A new project is searching for moons outside our solar system that may contain alien life.
Astrobiologists view moons like Enceladus and Europa to be the most likely places for extraterrestrial life in our solar system. So, it only makes sense to look for life on exomoons as well.
The Hunt for Exomoons with Kepler (HEK) is a new initiative, led by David Kipping at the Harvard-Smithsonian Center for Astrophysics, that uses data collected by NASA’s Kepler space telescope to identify exomoons that might support life.
But before looking at Kepler data, HEK astronomers use NASA’s Pleiades supercomputer at the NASA Advanced Supercomputing (NAS) facility at NASA’s Ames Research Center to simulate billions of possible star-planet-moon arrangements.
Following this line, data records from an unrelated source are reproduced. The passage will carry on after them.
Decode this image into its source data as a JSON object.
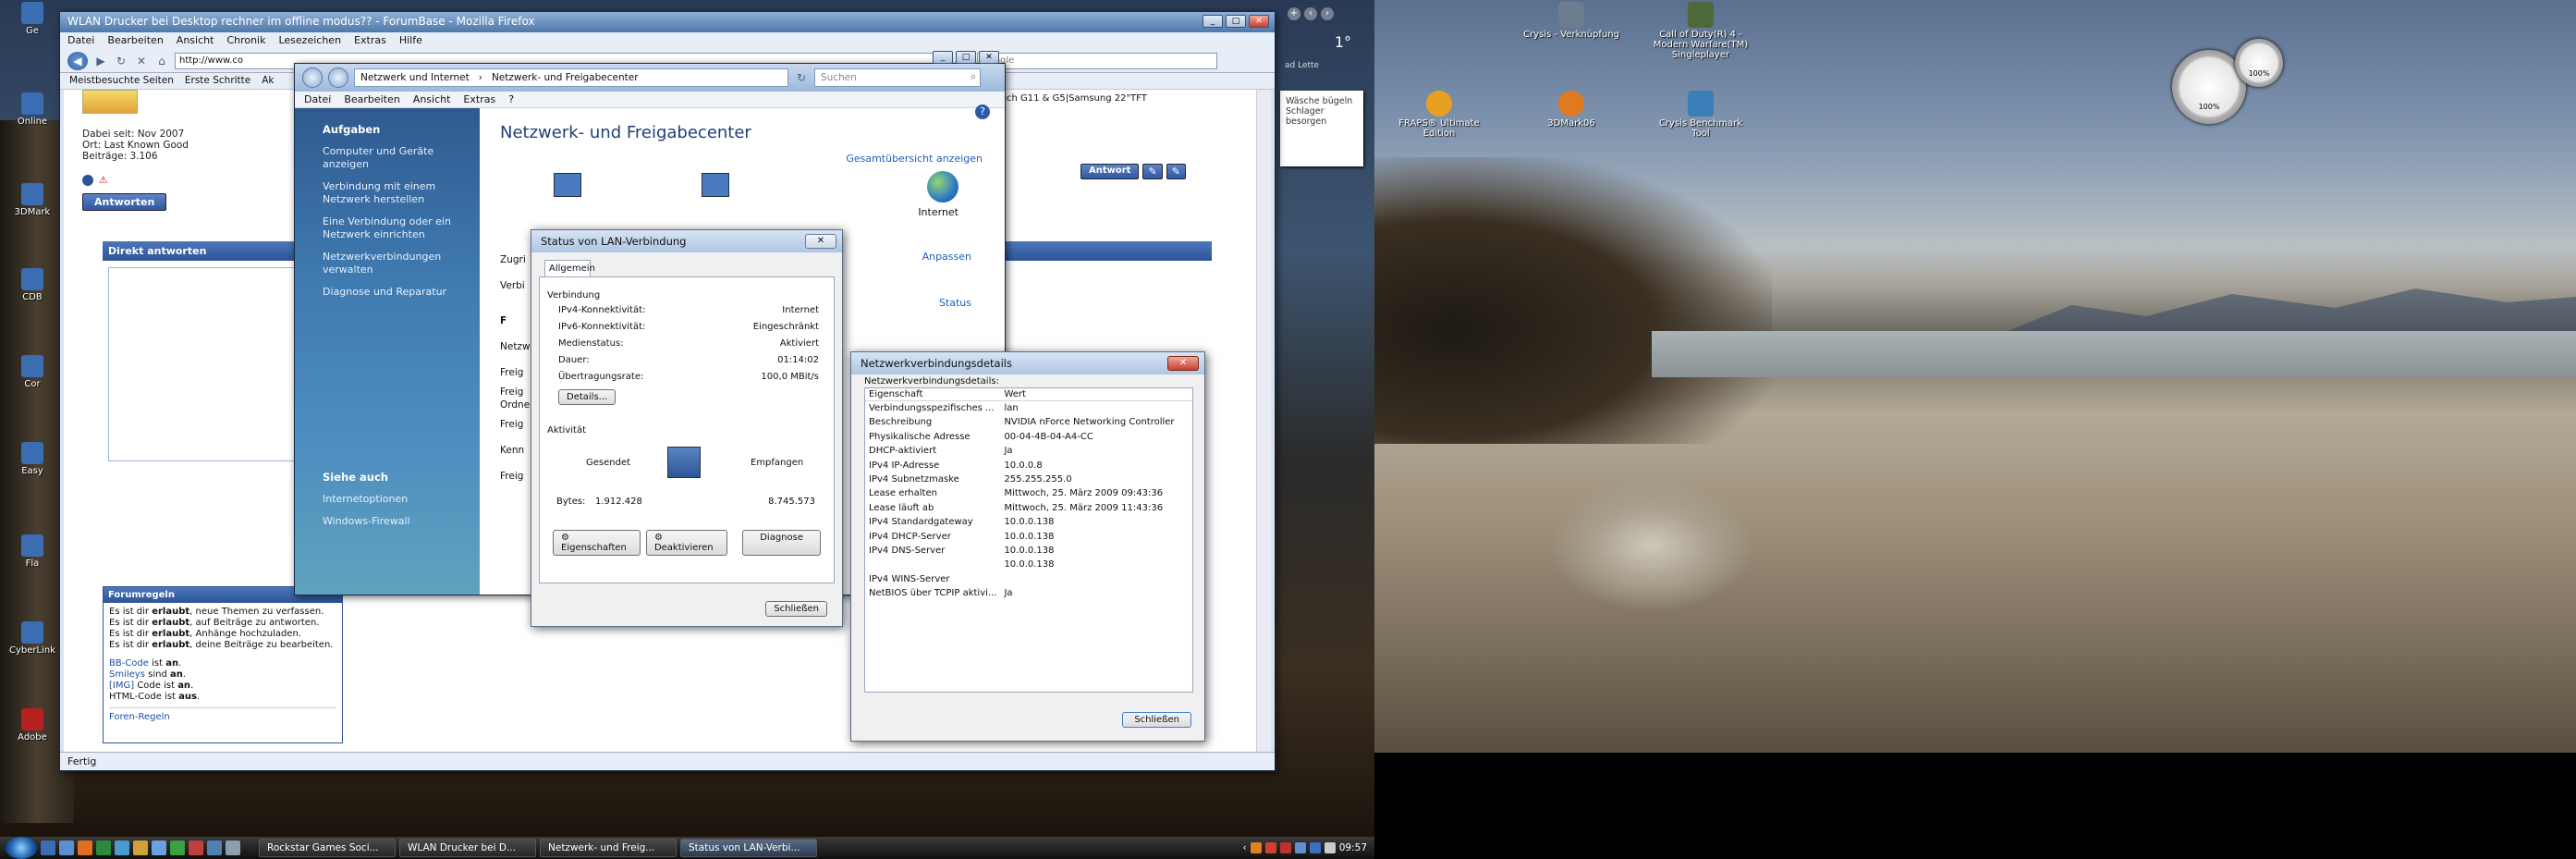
{
  "firefox": {
    "title": "WLAN Drucker bei Desktop rechner im offline modus?? - ForumBase - Mozilla Firefox",
    "menu": [
      "Datei",
      "Bearbeiten",
      "Ansicht",
      "Chronik",
      "Lesezeichen",
      "Extras",
      "Hilfe"
    ],
    "url": "http://www.co",
    "search_placeholder": "Google",
    "bookmarks": [
      "Meistbesuchte Seiten",
      "Erste Schritte",
      "Ak"
    ],
    "status": "Fertig",
    "forum": {
      "user_info": [
        "Dabei seit: Nov 2007",
        "Ort: Last Known Good",
        "Beiträge: 3.106"
      ],
      "answer_button": "Antworten",
      "reply_header": "Direkt antworten",
      "top_right_text": "em|Logitech G11 & G5|Samsung 22\"TFT",
      "answer_button2": "Antwort",
      "rules_header": "Forumregeln",
      "rules": [
        {
          "pre": "Es ist dir ",
          "bold": "erlaubt",
          "post": ", neue Themen zu verfassen."
        },
        {
          "pre": "Es ist dir ",
          "bold": "erlaubt",
          "post": ", auf Beiträge zu antworten."
        },
        {
          "pre": "Es ist dir ",
          "bold": "erlaubt",
          "post": ", Anhänge hochzuladen."
        },
        {
          "pre": "Es ist dir ",
          "bold": "erlaubt",
          "post": ", deine Beiträge zu bearbeiten."
        }
      ],
      "codes": [
        {
          "link": "BB-Code",
          "text": " ist ",
          "val": "an"
        },
        {
          "link": "Smileys",
          "text": " sind ",
          "val": "an"
        },
        {
          "link": "[IMG]",
          "text": " Code ist ",
          "val": "an"
        },
        {
          "link": "",
          "text": "HTML-Code ist ",
          "val": "aus"
        }
      ],
      "rules_link": "Foren-Regeln"
    }
  },
  "control_panel": {
    "address": [
      "Netzwerk und Internet",
      "Netzwerk- und Freigabecenter"
    ],
    "search_placeholder": "Suchen",
    "menu": [
      "Datei",
      "Bearbeiten",
      "Ansicht",
      "Extras",
      "?"
    ],
    "tasks_header": "Aufgaben",
    "tasks": [
      "Computer und Geräte anzeigen",
      "Verbindung mit einem Netzwerk herstellen",
      "Eine Verbindung oder ein Netzwerk einrichten",
      "Netzwerkverbindungen verwalten",
      "Diagnose und Reparatur"
    ],
    "see_also_header": "Siehe auch",
    "see_also": [
      "Internetoptionen",
      "Windows-Firewall"
    ],
    "title": "Netzwerk- und Freigabecenter",
    "overview_link": "Gesamtübersicht anzeigen",
    "internet_label": "Internet",
    "customize_link": "Anpassen",
    "status_link": "Status",
    "partial_labels": [
      "Zugri",
      "Verbi",
      "F",
      "Netzw",
      "Freig",
      "Freig",
      "Ordne",
      "Freig",
      "Kenn",
      "Freig"
    ]
  },
  "lan_status": {
    "title": "Status von LAN-Verbindung",
    "tab": "Allgemein",
    "connection_group": "Verbindung",
    "rows": [
      {
        "k": "IPv4-Konnektivität:",
        "v": "Internet"
      },
      {
        "k": "IPv6-Konnektivität:",
        "v": "Eingeschränkt"
      },
      {
        "k": "Medienstatus:",
        "v": "Aktiviert"
      },
      {
        "k": "Dauer:",
        "v": "01:14:02"
      },
      {
        "k": "Übertragungsrate:",
        "v": "100,0 MBit/s"
      }
    ],
    "details_button": "Details...",
    "activity_group": "Aktivität",
    "sent_label": "Gesendet",
    "received_label": "Empfangen",
    "bytes_label": "Bytes:",
    "bytes_sent": "1.912.428",
    "bytes_received": "8.745.573",
    "buttons": [
      "Eigenschaften",
      "Deaktivieren",
      "Diagnose"
    ],
    "close_button": "Schließen"
  },
  "details": {
    "title": "Netzwerkverbindungsdetails",
    "subtitle": "Netzwerkverbindungsdetails:",
    "col_property": "Eigenschaft",
    "col_value": "Wert",
    "rows": [
      {
        "k": "Verbindungsspezifisches ...",
        "v": "lan"
      },
      {
        "k": "Beschreibung",
        "v": "NVIDIA nForce Networking Controller"
      },
      {
        "k": "Physikalische Adresse",
        "v": "00-04-4B-04-A4-CC"
      },
      {
        "k": "DHCP-aktiviert",
        "v": "Ja"
      },
      {
        "k": "IPv4 IP-Adresse",
        "v": "10.0.0.8"
      },
      {
        "k": "IPv4 Subnetzmaske",
        "v": "255.255.255.0"
      },
      {
        "k": "Lease erhalten",
        "v": "Mittwoch, 25. März 2009 09:43:36"
      },
      {
        "k": "Lease läuft ab",
        "v": "Mittwoch, 25. März 2009 11:43:36"
      },
      {
        "k": "IPv4 Standardgateway",
        "v": "10.0.0.138"
      },
      {
        "k": "IPv4 DHCP-Server",
        "v": "10.0.0.138"
      },
      {
        "k": "IPv4 DNS-Server",
        "v": "10.0.0.138"
      },
      {
        "k": "",
        "v": "10.0.0.138"
      },
      {
        "k": "IPv4 WINS-Server",
        "v": ""
      },
      {
        "k": "NetBIOS über TCPIP aktivi...",
        "v": "Ja"
      }
    ],
    "close_button": "Schließen"
  },
  "desktop_right": {
    "icons": [
      {
        "label": "Crysis - Verknüpfung",
        "color": "#6b7d8f"
      },
      {
        "label": "Call of Duty(R) 4 - Modern Warfare(TM) Singleplayer",
        "color": "#4f6a3a"
      },
      {
        "label": "FRAPS® Ultimate Edition",
        "color": "#e8a020"
      },
      {
        "label": "3DMark06",
        "color": "#e07a20"
      },
      {
        "label": "Crysis Benchmark Tool",
        "color": "#3a7fb8"
      }
    ],
    "note": "Wäsche bügeln Schlager besorgen",
    "temperature": "1°",
    "clock_tail": "ad Lette",
    "gauge1": "100%",
    "gauge2": "100%"
  },
  "desktop_left_icons": [
    "Ge",
    "Online",
    "3DMark",
    "CDB",
    "Cor",
    "Easy",
    "Fla",
    "CyberLink",
    "Adobe"
  ],
  "taskbar": {
    "items": [
      "Rockstar Games Soci...",
      "WLAN Drucker bei D...",
      "Netzwerk- und Freig...",
      "Status von LAN-Verbi..."
    ],
    "active_index": 3,
    "time": "09:57"
  }
}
Then, as Space.com explains, they “compare the results with actual data taken with NASA’s Kepler telescope, which monitors the brightness of stars in an effort to find exoplanets that could harbor life. If one of the simulated combinations matches the Kepler data, that area warrants further exploration.”
NASA describes, “The discovery of exomoons—moons situated beyond our own solar system—would add to the growing list of celestial objects detected by the Kepler telescope that could potentially harbor life in some form.”
So far, NASA says the team has “surveyed 56 of about 400 identified Kepler planet candidates that could have a detectable exomoon.” The team will continue to survey the remaining exomoon candidates over the next two years.
HEK scientists surmise, “If such habitable moons are possible, then there could even be more habitable moons than habitable planets.”